What appears in the data must be reproduced exactly.

- Records for the exercise
▼▼▼
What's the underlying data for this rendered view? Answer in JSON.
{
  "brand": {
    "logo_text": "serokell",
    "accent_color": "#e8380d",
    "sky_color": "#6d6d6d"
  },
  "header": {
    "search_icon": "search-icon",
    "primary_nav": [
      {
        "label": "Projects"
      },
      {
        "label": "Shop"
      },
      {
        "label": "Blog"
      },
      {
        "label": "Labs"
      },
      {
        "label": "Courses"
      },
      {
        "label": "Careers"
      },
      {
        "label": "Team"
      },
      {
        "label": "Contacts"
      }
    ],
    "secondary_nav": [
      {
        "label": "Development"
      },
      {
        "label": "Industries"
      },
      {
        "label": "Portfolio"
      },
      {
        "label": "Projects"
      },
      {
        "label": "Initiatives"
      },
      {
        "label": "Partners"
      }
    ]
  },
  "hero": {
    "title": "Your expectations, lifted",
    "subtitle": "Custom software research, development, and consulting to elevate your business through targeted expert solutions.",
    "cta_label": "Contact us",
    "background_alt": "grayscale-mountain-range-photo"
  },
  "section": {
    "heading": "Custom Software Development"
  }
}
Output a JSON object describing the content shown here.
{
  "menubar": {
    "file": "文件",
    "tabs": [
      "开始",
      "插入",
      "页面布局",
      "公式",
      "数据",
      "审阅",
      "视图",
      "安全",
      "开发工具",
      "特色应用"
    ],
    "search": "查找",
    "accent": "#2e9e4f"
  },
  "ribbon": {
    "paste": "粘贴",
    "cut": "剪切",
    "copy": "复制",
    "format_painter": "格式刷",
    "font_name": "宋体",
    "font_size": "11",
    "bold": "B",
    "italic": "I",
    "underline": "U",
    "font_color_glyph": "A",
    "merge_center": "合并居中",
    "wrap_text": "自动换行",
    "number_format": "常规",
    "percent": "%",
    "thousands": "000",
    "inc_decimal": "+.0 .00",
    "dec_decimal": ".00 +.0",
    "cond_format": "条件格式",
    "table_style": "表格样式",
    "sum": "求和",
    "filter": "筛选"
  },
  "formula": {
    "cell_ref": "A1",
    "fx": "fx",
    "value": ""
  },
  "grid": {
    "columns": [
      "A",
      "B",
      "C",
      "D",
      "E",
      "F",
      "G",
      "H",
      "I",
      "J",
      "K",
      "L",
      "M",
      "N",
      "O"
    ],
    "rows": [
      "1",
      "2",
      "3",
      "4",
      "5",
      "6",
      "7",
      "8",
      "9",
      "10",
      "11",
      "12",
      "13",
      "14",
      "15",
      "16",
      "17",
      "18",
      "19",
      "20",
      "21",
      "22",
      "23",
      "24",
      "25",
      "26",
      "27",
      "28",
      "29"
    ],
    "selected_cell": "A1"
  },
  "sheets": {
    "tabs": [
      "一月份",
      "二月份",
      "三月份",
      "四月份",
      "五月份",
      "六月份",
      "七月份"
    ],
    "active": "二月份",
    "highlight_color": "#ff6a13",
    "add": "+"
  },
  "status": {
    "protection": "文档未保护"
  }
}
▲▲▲
- Answer to this exercise
What's the underlying data for this rendered view? Answer in JSON.
{
  "brand": {
    "logo_text": "serokell",
    "accent_color": "#e8380d",
    "sky_color": "#6d6d6d"
  },
  "header": {
    "search_icon": "search-icon",
    "primary_nav": [
      {
        "label": "Projects"
      },
      {
        "label": "Shop"
      },
      {
        "label": "Blog"
      },
      {
        "label": "Labs"
      },
      {
        "label": "Courses"
      },
      {
        "label": "Careers"
      },
      {
        "label": "Team"
      },
      {
        "label": "Contacts"
      }
    ],
    "secondary_nav": [
      {
        "label": "Development"
      },
      {
        "label": "Industries"
      },
      {
        "label": "Portfolio"
      },
      {
        "label": "Projects"
      },
      {
        "label": "Initiatives"
      },
      {
        "label": "Partners"
      }
    ]
  },
  "hero": {
    "title": "Your expectations, lifted",
    "subtitle": "Custom software research, development, and consulting to elevate your business through targeted expert solutions.",
    "cta_label": "Contact us",
    "background_alt": "grayscale-mountain-range-photo"
  },
  "section": {
    "heading": "Custom Software Development"
  }
}
Output a JSON object describing the content shown here.
{
  "menubar": {
    "file": "文件",
    "tabs": [
      "开始",
      "插入",
      "页面布局",
      "公式",
      "数据",
      "审阅",
      "视图",
      "安全",
      "开发工具",
      "特色应用"
    ],
    "search": "查找",
    "accent": "#2e9e4f"
  },
  "ribbon": {
    "paste": "粘贴",
    "cut": "剪切",
    "copy": "复制",
    "format_painter": "格式刷",
    "font_name": "宋体",
    "font_size": "11",
    "bold": "B",
    "italic": "I",
    "underline": "U",
    "font_color_glyph": "A",
    "merge_center": "合并居中",
    "wrap_text": "自动换行",
    "number_format": "常规",
    "percent": "%",
    "thousands": "000",
    "inc_decimal": "+.0 .00",
    "dec_decimal": ".00 +.0",
    "cond_format": "条件格式",
    "table_style": "表格样式",
    "sum": "求和",
    "filter": "筛选"
  },
  "formula": {
    "cell_ref": "A1",
    "fx": "fx",
    "value": ""
  },
  "grid": {
    "columns": [
      "A",
      "B",
      "C",
      "D",
      "E",
      "F",
      "G",
      "H",
      "I",
      "J",
      "K",
      "L",
      "M",
      "N",
      "O"
    ],
    "rows": [
      "1",
      "2",
      "3",
      "4",
      "5",
      "6",
      "7",
      "8",
      "9",
      "10",
      "11",
      "12",
      "13",
      "14",
      "15",
      "16",
      "17",
      "18",
      "19",
      "20",
      "21",
      "22",
      "23",
      "24",
      "25",
      "26",
      "27",
      "28",
      "29"
    ],
    "selected_cell": "A1"
  },
  "sheets": {
    "tabs": [
      "一月份",
      "二月份",
      "三月份",
      "四月份",
      "五月份",
      "六月份",
      "七月份"
    ],
    "active": "二月份",
    "highlight_color": "#ff6a13",
    "add": "+"
  },
  "status": {
    "protection": "文档未保护"
  }
}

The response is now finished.